Drawing extensive inspiration from Malaysia, South Korea and Taiwan, especially, Dr Apraku says, "My vision is to build a new Ghana that honours individual achievement? a government that will no longer be able to grow faster than ordinary people?s ability to pay for it can grow."

He continues, "My vision is a new economic strategy that provides every person and every organization the means to be more productive."

In the telephone interview with The Statesman, the MP for Offinso North said he was highly disappointed with the Monday publication. "Nana and I have an excellent relationship and such stories are not healthy," he said in reference to the report that he was prepared to throw his conditional weight behind his colleague/competitor.

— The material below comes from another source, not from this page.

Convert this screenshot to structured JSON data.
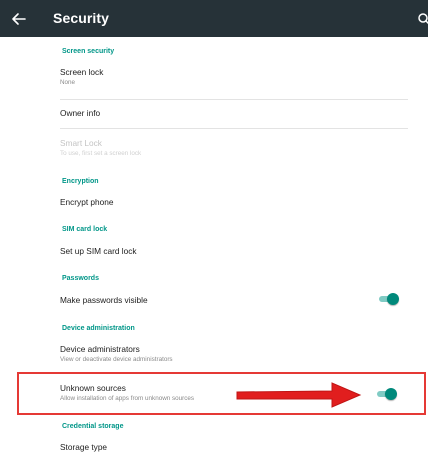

Before leaving Accra, Dr Apraku, has charged his colleague aspirants in the party?s flagbearership race to run their campaigns based on critical issues facing the nation rather than engaging in trivial matters which are not important to the country?s development. According to him, some of the campaign messages have become merely empty marketing tools, lacking substance on how such pledges may be met.

"This election is not about slogans, names, and money, it?s about issues," Dr Apraku declares. His message comes on the heels of a similar criticism from another aspirant, Jake Obetsebi-Lamptey, that some aspirants are promising jobs without saying how they intend to create jobs. Jake said this on Metro TV?s Good Evening Ghana last Thursday. Dr Apraku has also spoken strongly on the allegation that money is being dished out to potential delegates nationwide by some New Patriotic Party presidential hopefuls to woo their votes in December 22 at the national delegates congress. He has reminded his fellow aspirants and delegates that it has never been the case that the presidential slot goes to the richest bidder. He cited Adu Boahen in the 1992, John Agyekum Kufuor in the 1996 and 1998 congresses as examples. Dr Apraku came third in 1998.

"If you want to serve the people, you don?t pay them to vote for you. Giving out money, I believe is not the surest way to win," the aspirant stressed.

He drew a distinction between giving food, snacks or transport fares to constituency meeting attendants and the alleged dishing out of huge monies to the potential delegates. Talking about his chances in the crowded race, Dr Apraku, a proactive founding member of the NPP, said what the NPP delegates should look out for is a true party man who is loyal, dedicated, committed, and who stood by the party when the going was tough whilst in opposition. "I have assisted every constituency nationwide when it was not fashionable to do so, the people are not fools, they have their own practical commonsense. And I think I will win this race," Dr Apraku confidently declared.